Tuesday
Nov072017

A Memory of the Christ by the Apostle John

Adam McOmber


 

And the Word was made flesh, and it dwelt among us. I remember how that flesh felt against mine, thin and made of bones. Ribs pressed to skin. Arms, long and frail. He was like a gentle animal left too long at pasture. I remember thinking to myself, this is not the body of the Christ. This is the body of a man. Good but not strong. I remember I could feel his breath against my neck. I could smell the oil of his hair. Our room was hot, even when the sun had set. A gentle wind moved the branches of the olive tree that grew in the garden beyond. He would whisper to me in the darkness as we lay upon our pallet.
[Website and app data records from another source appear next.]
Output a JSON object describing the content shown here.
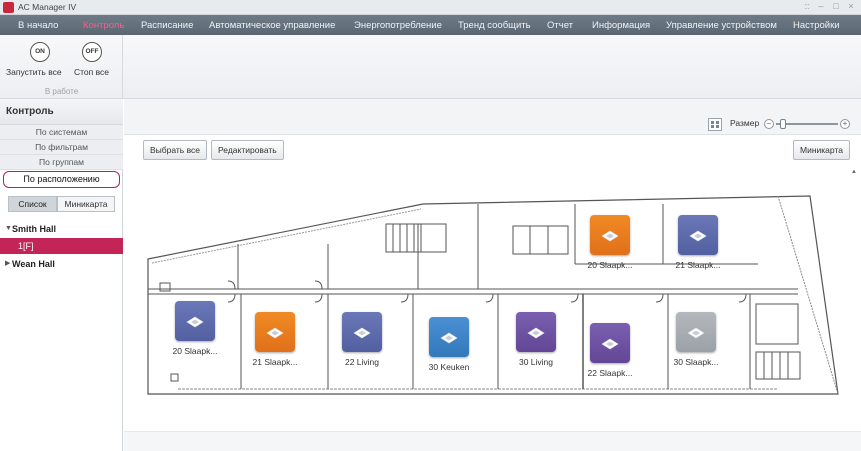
{
  "window": {
    "title": "AC Manager IV",
    "controls": [
      "::",
      "–",
      "□",
      "×"
    ]
  },
  "menu": {
    "items": [
      {
        "label": "В начало",
        "active": false
      },
      {
        "label": "Контроль",
        "active": true
      },
      {
        "label": "Расписание",
        "active": false
      },
      {
        "label": "Автоматическое управление",
        "active": false
      },
      {
        "label": "Энергопотребление",
        "active": false
      },
      {
        "label": "Тренд сообщить",
        "active": false
      },
      {
        "label": "Отчет",
        "active": false
      },
      {
        "label": "Информация",
        "active": false
      },
      {
        "label": "Управление устройством",
        "active": false
      },
      {
        "label": "Настройки",
        "active": false
      }
    ]
  },
  "toolbar": {
    "on_icon": "ON",
    "off_icon": "OFF",
    "start_all": "Запустить все",
    "stop_all": "Стоп все",
    "group_label": "В работе"
  },
  "sidebar": {
    "header": "Контроль",
    "views": [
      "По системам",
      "По фильтрам",
      "По группам",
      "По расположению"
    ],
    "selected_view": "По расположению",
    "tabs": [
      "Список",
      "Миникарта"
    ],
    "tree": [
      {
        "label": "Smith Hall",
        "expanded": true
      },
      {
        "label": "1[F]",
        "selected": true
      },
      {
        "label": "Wean Hall",
        "expanded": false
      }
    ]
  },
  "main": {
    "size_label": "Размер",
    "size_level": 0.1,
    "select_all": "Выбрать все",
    "edit": "Редактировать",
    "minimap": "Миникарта"
  },
  "units": [
    {
      "label": "20 Slaapk...",
      "color": "#f08a24",
      "color2": "#e1701a"
    },
    {
      "label": "21 Slaapk...",
      "color": "#6b78b8",
      "color2": "#525fa0"
    },
    {
      "label": "20 Slaapk...",
      "color": "#6b78b8",
      "color2": "#525fa0"
    },
    {
      "label": "21 Slaapk...",
      "color": "#f08a24",
      "color2": "#e1701a"
    },
    {
      "label": "22 Living",
      "color": "#6b78b8",
      "color2": "#525fa0"
    },
    {
      "label": "30 Keuken",
      "color": "#4a90d2",
      "color2": "#3478bc"
    },
    {
      "label": "30 Living",
      "color": "#7b5fb0",
      "color2": "#634796"
    },
    {
      "label": "22 Slaapk...",
      "color": "#7b5fb0",
      "color2": "#634796"
    },
    {
      "label": "30 Slaapk...",
      "color": "#b4b8bd",
      "color2": "#9ca1a7"
    }
  ],
  "colors": {
    "accent": "#c32556",
    "menu_active": "#ff5a8a",
    "menubar": "#66727e"
  }
}
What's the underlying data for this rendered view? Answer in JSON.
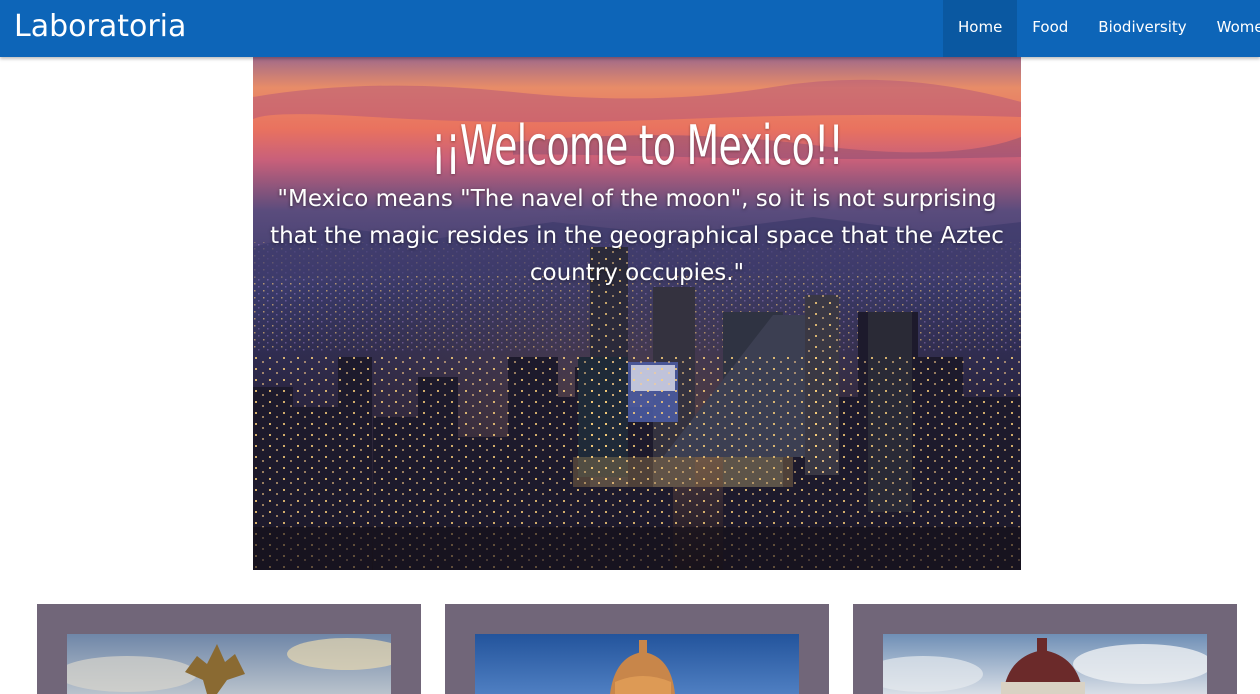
{
  "navbar": {
    "brand": "Laboratoria",
    "items": [
      {
        "label": "Home",
        "active": true
      },
      {
        "label": "Food",
        "active": false
      },
      {
        "label": "Biodiversity",
        "active": false
      },
      {
        "label": "Women",
        "active": false
      }
    ]
  },
  "hero": {
    "title": "¡¡Welcome to Mexico!!",
    "quote": "\"Mexico means \"The navel of the moon\", so it is not surprising that the magic resides in the geographical space that the Aztec country occupies.\""
  },
  "cards": [
    {
      "image": "angel-of-independence-photo"
    },
    {
      "image": "palacio-bellas-artes-dome-photo"
    },
    {
      "image": "palacio-postal-dome-photo"
    }
  ],
  "colors": {
    "navbar": "#0d65b8",
    "navbar_active": "#0a58a1",
    "card_frame": "#716679"
  }
}
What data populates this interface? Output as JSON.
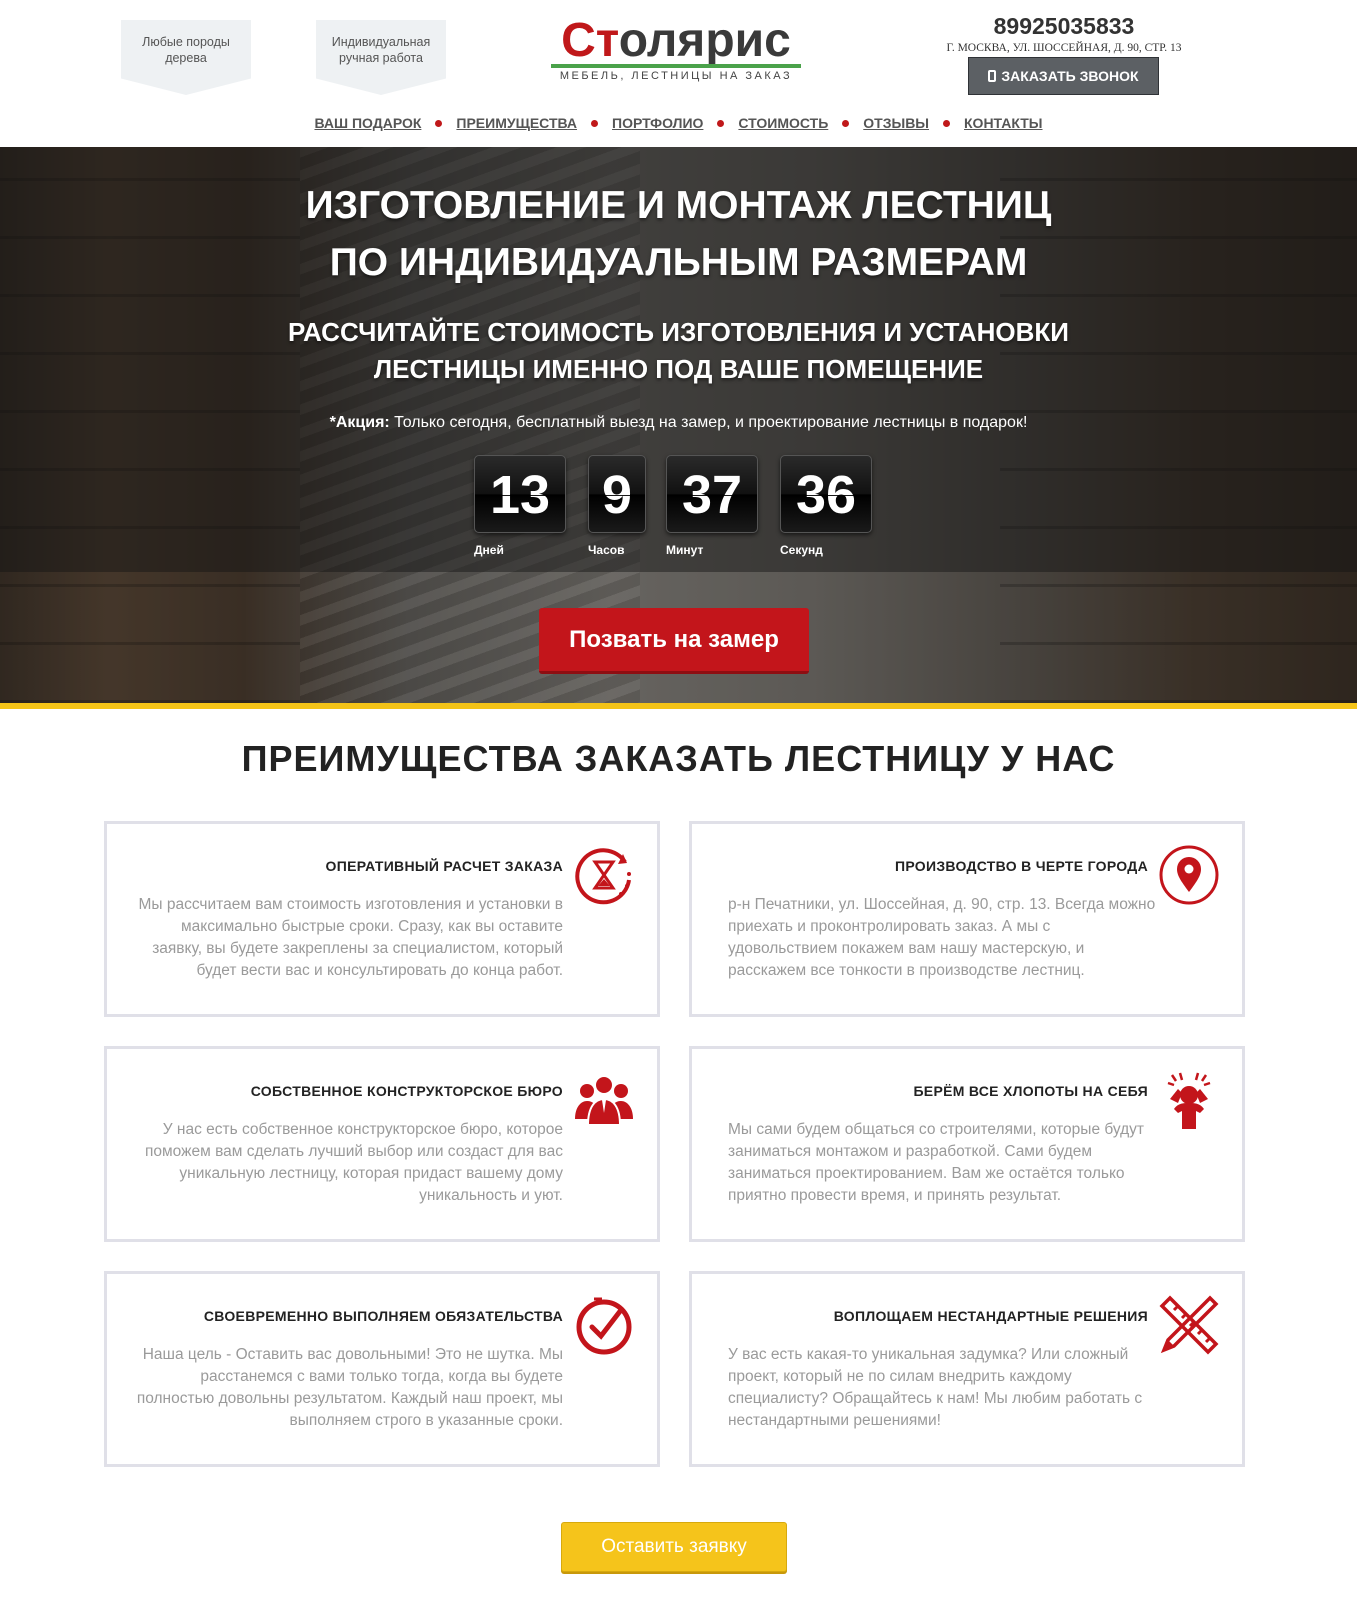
{
  "header": {
    "badge_1": {
      "line1": "Любые породы",
      "line2": "дерева"
    },
    "badge_2": {
      "line1": "Индивидуальная",
      "line2": "ручная работа"
    },
    "logo": {
      "word_accent": "Ст",
      "word_rest": "олярис",
      "tagline": "МЕБЕЛЬ, ЛЕСТНИЦЫ НА ЗАКАЗ"
    },
    "phone": "89925035833",
    "address": "Г. МОСКВА, УЛ. ШОССЕЙНАЯ, Д. 90, СТР. 13",
    "call_button": "ЗАКАЗАТЬ ЗВОНОК"
  },
  "nav": {
    "items": [
      "ВАШ ПОДАРОК",
      "ПРЕИМУЩЕСТВА",
      "ПОРТФОЛИО",
      "СТОИМОСТЬ",
      "ОТЗЫВЫ",
      "КОНТАКТЫ"
    ]
  },
  "hero": {
    "title_line1": "ИЗГОТОВЛЕНИЕ И МОНТАЖ ЛЕСТНИЦ",
    "title_line2": "ПО ИНДИВИДУАЛЬНЫМ РАЗМЕРАМ",
    "sub_line1": "РАССЧИТАЙТЕ СТОИМОСТЬ ИЗГОТОВЛЕНИЯ И УСТАНОВКИ",
    "sub_line2": "ЛЕСТНИЦЫ ИМЕННО ПОД ВАШЕ ПОМЕЩЕНИЕ",
    "promo_label": "*Акция:",
    "promo_text": " Только сегодня, бесплатный выезд на замер, и проектирование лестницы в подарок!",
    "timer": {
      "days": "13",
      "hours": "9",
      "minutes": "37",
      "seconds": "36",
      "days_label": "Дней",
      "hours_label": "Часов",
      "minutes_label": "Минут",
      "seconds_label": "Секунд"
    },
    "button": "Позвать на замер"
  },
  "advantages": {
    "title": "ПРЕИМУЩЕСТВА ЗАКАЗАТЬ ЛЕСТНИЦУ У НАС",
    "cards": [
      {
        "title": "ОПЕРАТИВНЫЙ РАСЧЕТ ЗАКАЗА",
        "icon": "hourglass-timer-icon",
        "text": "Мы рассчитаем вам стоимость изготовления и установки в максимально быстрые сроки. Сразу, как вы оставите заявку, вы будете закреплены за специалистом, который будет вести вас и консультировать до конца работ."
      },
      {
        "title": "ПРОИЗВОДСТВО В ЧЕРТЕ ГОРОДА",
        "icon": "map-pin-icon",
        "text": "р-н Печатники, ул. Шоссейная, д. 90, стр. 13. Всегда можно приехать и проконтролировать заказ. А мы с удовольствием покажем вам нашу мастерскую, и расскажем все тонкости в производстве лестниц."
      },
      {
        "title": "СОБСТВЕННОЕ КОНСТРУКТОРСКОЕ БЮРО",
        "icon": "team-icon",
        "text": "У нас есть собственное конструкторское бюро, которое поможем вам сделать лучший выбор или создаст для вас уникальную лестницу, которая придаст вашему дому уникальность и уют."
      },
      {
        "title": "БЕРЁМ ВСЕ ХЛОПОТЫ НА СЕБЯ",
        "icon": "stressed-person-icon",
        "text": "Мы сами будем общаться со строителями, которые будут заниматься монтажом и разработкой. Сами будем заниматься проектированием. Вам же остаётся только приятно провести время, и принять результат."
      },
      {
        "title": "СВОЕВРЕМЕННО ВЫПОЛНЯЕМ ОБЯЗАТЕЛЬСТВА",
        "icon": "clock-check-icon",
        "text": "Наша цель - Оставить вас довольными! Это не шутка. Мы расстанемся с вами только тогда, когда вы будете полностью довольны результатом. Каждый наш проект, мы выполняем строго в указанные сроки."
      },
      {
        "title": "ВОПЛОЩАЕМ НЕСТАНДАРТНЫЕ РЕШЕНИЯ",
        "icon": "pencil-ruler-icon",
        "text": "У вас есть какая-то уникальная задумка? Или сложный проект, который не по силам внедрить каждому специалисту? Обращайтесь к нам! Мы любим работать с нестандартными решениями!"
      }
    ],
    "button": "Оставить заявку"
  },
  "colors": {
    "accent_red": "#c3151b",
    "accent_yellow": "#f3c318",
    "logo_green": "#4aa24a"
  }
}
He said: "John, I will tell you things I cannot tell the others." And he held me then in his arms, as John the Baptist once held him in the river. There were times, I think, he believed I was that other John. He confessed to me that he had strange dreams. He said he walked in places between the stars. And the darkness there felt like a lonely house. In these dreams, he wished he was not alone. He wished I was there with him. I said I could not walk with him in places between the stars. I said I was not like him. And he would kiss my neck with the same mouth that he used to speak to the people. He would say, "John, we are not so different." And he believed that was true. I remember I closed my eyes. I felt him press against me. His kisses grew more passionate. And when he was finally inside of me for the first time, something happened I knew I could never tell him. When he was inside of me, I was no longer with him on the pallet in our room. Instead, I walked in places between the stars. I walked for a long while. And the darkness there did not feel like a lonely house to me. No, it was crowded with forms, the shapes of men and women, suspended just beyond the edges of my vision. Their mouths hung open in the darkness. Their eyes were wide. And it was then that I saw what they saw: the very absence of the light was not an empty thing. Every space here, every particle, was inhabited. And it was a cold figure who lived in that space. A figure who would never speak. A figure who would never give word. Something had been mistaken. Something misunderstood. I remember I called out on the pallet in our small hot room. And the Christ, good man, thrust deeper, believing I called out in ecstasy.